And that worked for the first hundred pages or so. But then it started to bother me. Because, at some point, I had to admit that one person simply cannot be that unlucky. It’s statistically impossible for a reasonable woman to meet so many losers and lunatics and slobs. I hate to say it, but when someone drones on about ten years of dating struggles, I have to point out that there’s a common denominator and it’s you. And I don’t mean you as in, “You just haven’t met the right person yet!” I mean you as in, “You are doing this to yourself.” Sometimes the reason why you’re alone is not because every guy you meet ends up being a total moron – it’s because you just don’t want to be with anyone, most likely because your priorities lie elsewhere. And if I think that’s true of the writer, then it must also be true of me.
Here’s my confession: For the past several years, I was terrified that I would meet someone in New York who I actually wanted to be with and who also wanted to be with me. Because then I might have to make a choice – between staying in a city I didn’t like and keeping my life more or less as it was or having the option to do what I needed to make it better. (That I might meet someone who would help me do the latter never even occurred to me, which says a lot about the pool I was choosing from… and me.)
In any case, it wasn’t until I actually left that I realized that the people I dated whose company I enjoyed were those who were living the life I wanted – people who had the opportunity to travel often; people who wrote books and sold them; people who enjoyed their job and talked about their workday without first saying, “Let me get a drink.” It was all very attractive and more than once, I was ready to settle for someone who had what I was looking for. I had stalled on getting the life I wanted, so I figured I might as well try to get it by proxy.
That didn’t work.
And thank God because now here we are – typing in a public square in Barcelona and slowing working through that list of attributes and accomplishments I found so alluring in others.
And that’s sort of what I pieced together from I Don’t Care About Your Band. She wasn’t unlucky, she was just distracted. Regardless of whether or not that’s actually true, I was disappointed that she glossed over her own happy ending in the last couple of pages. Not just because I felt cheated to not get to meet this great guy that she found, but because I wanted to hear about how things were once she came out on the other side of all that shit.

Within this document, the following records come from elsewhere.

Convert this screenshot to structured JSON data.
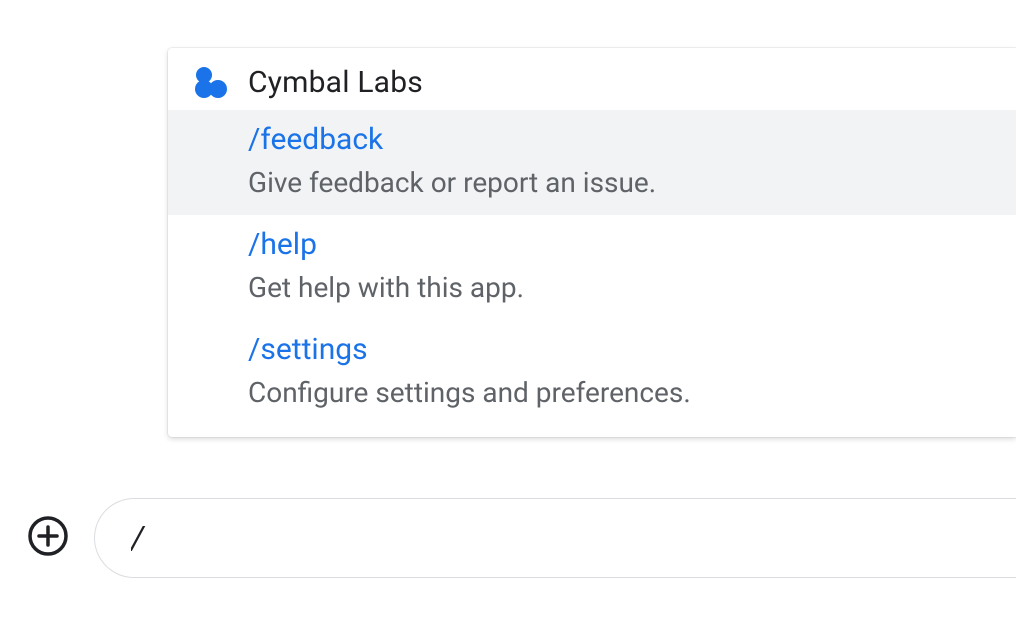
{
  "popup": {
    "title": "Cymbal Labs",
    "commands": [
      {
        "name": "/feedback",
        "description": "Give feedback or report an issue.",
        "highlighted": true
      },
      {
        "name": "/help",
        "description": "Get help with this app.",
        "highlighted": false
      },
      {
        "name": "/settings",
        "description": "Configure settings and preferences.",
        "highlighted": false
      }
    ]
  },
  "input": {
    "value": "/"
  },
  "colors": {
    "link": "#1a73e8",
    "textPrimary": "#202124",
    "textSecondary": "#5f6368",
    "highlight": "#f1f3f4",
    "brandBlue": "#1a73e8"
  }
}
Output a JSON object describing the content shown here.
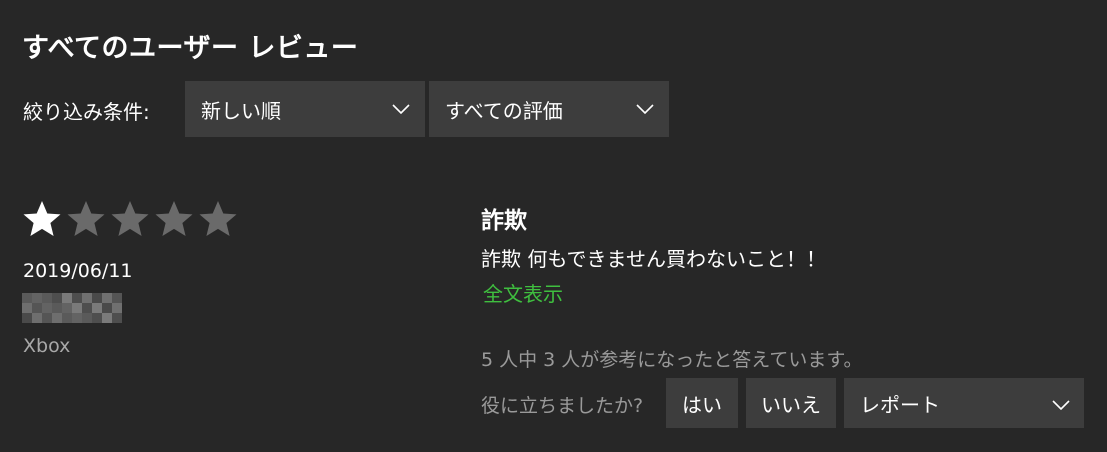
{
  "header": {
    "title": "すべてのユーザー レビュー"
  },
  "filters": {
    "label": "絞り込み条件:",
    "sort": {
      "selected": "新しい順",
      "icon": "chevron-down-icon"
    },
    "rating": {
      "selected": "すべての評価",
      "icon": "chevron-down-icon"
    }
  },
  "review": {
    "rating": 1,
    "max_rating": 5,
    "colors": {
      "star_filled": "#ffffff",
      "star_empty": "#6a6a6a",
      "link": "#3fbf3f"
    },
    "date": "2019/06/11",
    "device": "Xbox",
    "title": "詐欺",
    "body": "詐欺 何もできません買わないこと！！",
    "show_full_label": "全文表示",
    "helpful_count_text": "5 人中 3 人が参考になったと答えています。",
    "helpful_question": "役に立ちましたか?",
    "yes_label": "はい",
    "no_label": "いいえ",
    "report_label": "レポート"
  }
}
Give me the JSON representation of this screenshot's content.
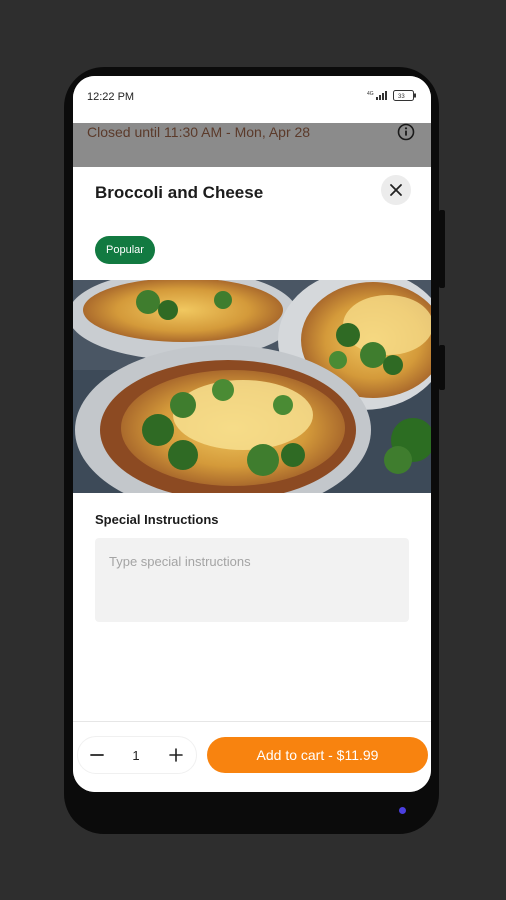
{
  "status_bar": {
    "time": "12:22 PM",
    "battery_label": "33"
  },
  "banner": {
    "closed_text": "Closed until 11:30 AM - Mon, Apr 28"
  },
  "item": {
    "title": "Broccoli and Cheese",
    "badge": "Popular"
  },
  "instructions": {
    "label": "Special Instructions",
    "placeholder": "Type special instructions",
    "value": ""
  },
  "cart": {
    "quantity": "1",
    "add_label": "Add to cart - $11.99"
  },
  "colors": {
    "badge_green": "#127a41",
    "cta_orange": "#f8830f",
    "banner_gray": "#8b8b8b"
  }
}
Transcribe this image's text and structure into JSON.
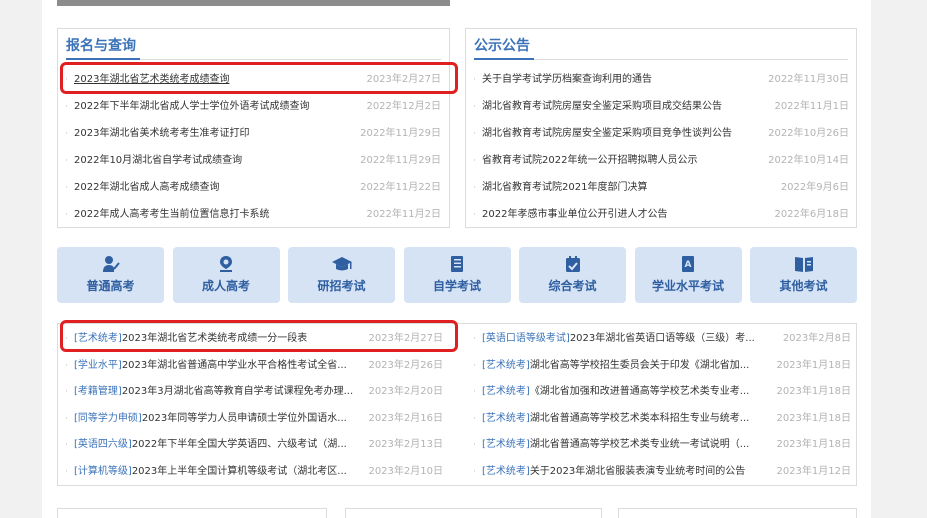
{
  "signup": {
    "title": "报名与查询",
    "items": [
      {
        "text": "2023年湖北省艺术类统考成绩查询",
        "date": "2023年2月27日"
      },
      {
        "text": "2022年下半年湖北省成人学士学位外语考试成绩查询",
        "date": "2022年12月2日"
      },
      {
        "text": "2023年湖北省美术统考考生准考证打印",
        "date": "2022年11月29日"
      },
      {
        "text": "2022年10月湖北省自学考试成绩查询",
        "date": "2022年11月29日"
      },
      {
        "text": "2022年湖北省成人高考成绩查询",
        "date": "2022年11月22日"
      },
      {
        "text": "2022年成人高考考生当前位置信息打卡系统",
        "date": "2022年11月2日"
      }
    ]
  },
  "notice": {
    "title": "公示公告",
    "items": [
      {
        "text": "关于自学考试学历档案查询利用的通告",
        "date": "2022年11月30日"
      },
      {
        "text": "湖北省教育考试院房屋安全鉴定采购项目成交结果公告",
        "date": "2022年11月1日"
      },
      {
        "text": "湖北省教育考试院房屋安全鉴定采购项目竞争性谈判公告",
        "date": "2022年10月26日"
      },
      {
        "text": "省教育考试院2022年统一公开招聘拟聘人员公示",
        "date": "2022年10月14日"
      },
      {
        "text": "湖北省教育考试院2021年度部门决算",
        "date": "2022年9月6日"
      },
      {
        "text": "2022年孝感市事业单位公开引进人才公告",
        "date": "2022年6月18日"
      }
    ]
  },
  "categories": [
    {
      "label": "普通高考",
      "icon": "person-writing-icon"
    },
    {
      "label": "成人高考",
      "icon": "location-pin-icon"
    },
    {
      "label": "研招考试",
      "icon": "graduation-cap-icon"
    },
    {
      "label": "自学考试",
      "icon": "book-icon"
    },
    {
      "label": "综合考试",
      "icon": "calendar-check-icon"
    },
    {
      "label": "学业水平考试",
      "icon": "document-a-icon"
    },
    {
      "label": "其他考试",
      "icon": "open-book-icon"
    }
  ],
  "news_left": [
    {
      "tag": "[艺术统考]",
      "text": "2023年湖北省艺术类统考成绩一分一段表",
      "date": "2023年2月27日"
    },
    {
      "tag": "[学业水平]",
      "text": "2023年湖北省普通高中学业水平合格性考试全省...",
      "date": "2023年2月26日"
    },
    {
      "tag": "[考籍管理]",
      "text": "2023年3月湖北省高等教育自学考试课程免考办理...",
      "date": "2023年2月20日"
    },
    {
      "tag": "[同等学力申硕]",
      "text": "2023年同等学力人员申请硕士学位外国语水...",
      "date": "2023年2月16日"
    },
    {
      "tag": "[英语四六级]",
      "text": "2022年下半年全国大学英语四、六级考试（湖...",
      "date": "2023年2月13日"
    },
    {
      "tag": "[计算机等级]",
      "text": "2023年上半年全国计算机等级考试（湖北考区...",
      "date": "2023年2月10日"
    }
  ],
  "news_right": [
    {
      "tag": "[英语口语等级考试]",
      "text": "2023年湖北省英语口语等级（三级）考...",
      "date": "2023年2月8日"
    },
    {
      "tag": "[艺术统考]",
      "text": "湖北省高等学校招生委员会关于印发《湖北省加...",
      "date": "2023年1月18日"
    },
    {
      "tag": "[艺术统考]",
      "text": "《湖北省加强和改进普通高等学校艺术类专业考...",
      "date": "2023年1月18日"
    },
    {
      "tag": "[艺术统考]",
      "text": "湖北省普通高等学校艺术类本科招生专业与统考...",
      "date": "2023年1月18日"
    },
    {
      "tag": "[艺术统考]",
      "text": "湖北省普通高等学校艺术类专业统一考试说明（...",
      "date": "2023年1月18日"
    },
    {
      "tag": "[艺术统考]",
      "text": "关于2023年湖北省服装表演专业统考时间的公告",
      "date": "2023年1月12日"
    }
  ],
  "colors": {
    "accent": "#3b73b9",
    "highlight": "#e02020",
    "button_bg": "#d6e3f4"
  }
}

But I guess I’ll have to follow my own advice. I’ll just have to write my own book and do it better.